Problem statement
Type the data below again exactly. Omit all pictures.

Excerpts from an interface dataset
##############################

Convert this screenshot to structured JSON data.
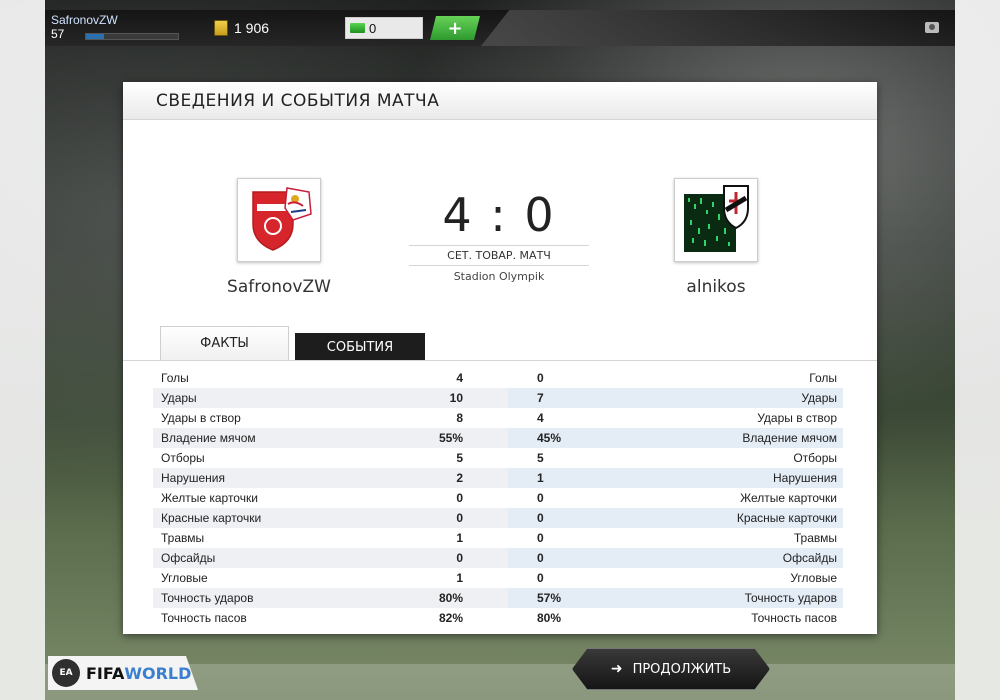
{
  "topbar": {
    "username": "SafronovZW",
    "level": "57",
    "xp_progress_pct": 20,
    "coins": "1 906",
    "fifa_points": "0",
    "add_label": "+"
  },
  "panel": {
    "title": "СВЕДЕНИЯ И СОБЫТИЯ МАТЧА"
  },
  "match": {
    "home_team": "SafronovZW",
    "away_team": "alnikos",
    "score": "4 : 0",
    "match_type": "СЕТ. ТОВАР. МАТЧ",
    "stadium": "Stadion Olympik"
  },
  "tabs": {
    "facts": "ФАКТЫ",
    "events": "СОБЫТИЯ"
  },
  "stats": [
    {
      "label": "Голы",
      "home": "4",
      "away": "0"
    },
    {
      "label": "Удары",
      "home": "10",
      "away": "7"
    },
    {
      "label": "Удары в створ",
      "home": "8",
      "away": "4"
    },
    {
      "label": "Владение мячом",
      "home": "55%",
      "away": "45%"
    },
    {
      "label": "Отборы",
      "home": "5",
      "away": "5"
    },
    {
      "label": "Нарушения",
      "home": "2",
      "away": "1"
    },
    {
      "label": "Желтые карточки",
      "home": "0",
      "away": "0"
    },
    {
      "label": "Красные карточки",
      "home": "0",
      "away": "0"
    },
    {
      "label": "Травмы",
      "home": "1",
      "away": "0"
    },
    {
      "label": "Офсайды",
      "home": "0",
      "away": "0"
    },
    {
      "label": "Угловые",
      "home": "1",
      "away": "0"
    },
    {
      "label": "Точность ударов",
      "home": "80%",
      "away": "57%"
    },
    {
      "label": "Точность пасов",
      "home": "82%",
      "away": "80%"
    }
  ],
  "bottom": {
    "ea_badge": "EA",
    "logo_fifa": "FIFA",
    "logo_world": "WORLD",
    "continue_label": "ПРОДОЛЖИТЬ",
    "continue_icon": "arrow-right-icon"
  }
}
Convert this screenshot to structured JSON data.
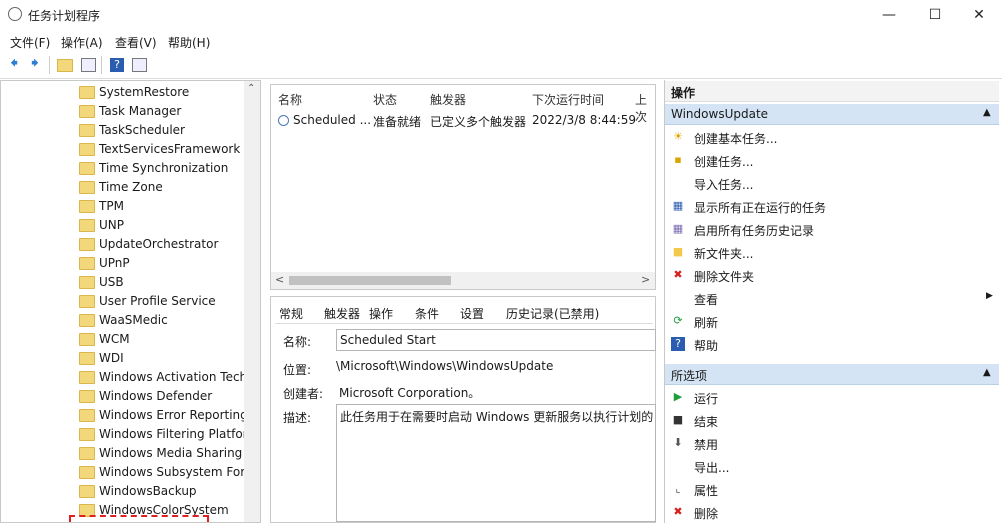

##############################

Solution to the problem
Convert this screenshot to structured JSON data.
{
  "topbar": {
    "username": "SafronovZW",
    "level": "57",
    "xp_progress_pct": 20,
    "coins": "1 906",
    "fifa_points": "0",
    "add_label": "+"
  },
  "panel": {
    "title": "СВЕДЕНИЯ И СОБЫТИЯ МАТЧА"
  },
  "match": {
    "home_team": "SafronovZW",
    "away_team": "alnikos",
    "score": "4 : 0",
    "match_type": "СЕТ. ТОВАР. МАТЧ",
    "stadium": "Stadion Olympik"
  },
  "tabs": {
    "facts": "ФАКТЫ",
    "events": "СОБЫТИЯ"
  },
  "stats": [
    {
      "label": "Голы",
      "home": "4",
      "away": "0"
    },
    {
      "label": "Удары",
      "home": "10",
      "away": "7"
    },
    {
      "label": "Удары в створ",
      "home": "8",
      "away": "4"
    },
    {
      "label": "Владение мячом",
      "home": "55%",
      "away": "45%"
    },
    {
      "label": "Отборы",
      "home": "5",
      "away": "5"
    },
    {
      "label": "Нарушения",
      "home": "2",
      "away": "1"
    },
    {
      "label": "Желтые карточки",
      "home": "0",
      "away": "0"
    },
    {
      "label": "Красные карточки",
      "home": "0",
      "away": "0"
    },
    {
      "label": "Травмы",
      "home": "1",
      "away": "0"
    },
    {
      "label": "Офсайды",
      "home": "0",
      "away": "0"
    },
    {
      "label": "Угловые",
      "home": "1",
      "away": "0"
    },
    {
      "label": "Точность ударов",
      "home": "80%",
      "away": "57%"
    },
    {
      "label": "Точность пасов",
      "home": "82%",
      "away": "80%"
    }
  ],
  "bottom": {
    "ea_badge": "EA",
    "logo_fifa": "FIFA",
    "logo_world": "WORLD",
    "continue_label": "ПРОДОЛЖИТЬ",
    "continue_icon": "arrow-right-icon"
  }
}
Convert this screenshot to structured JSON data.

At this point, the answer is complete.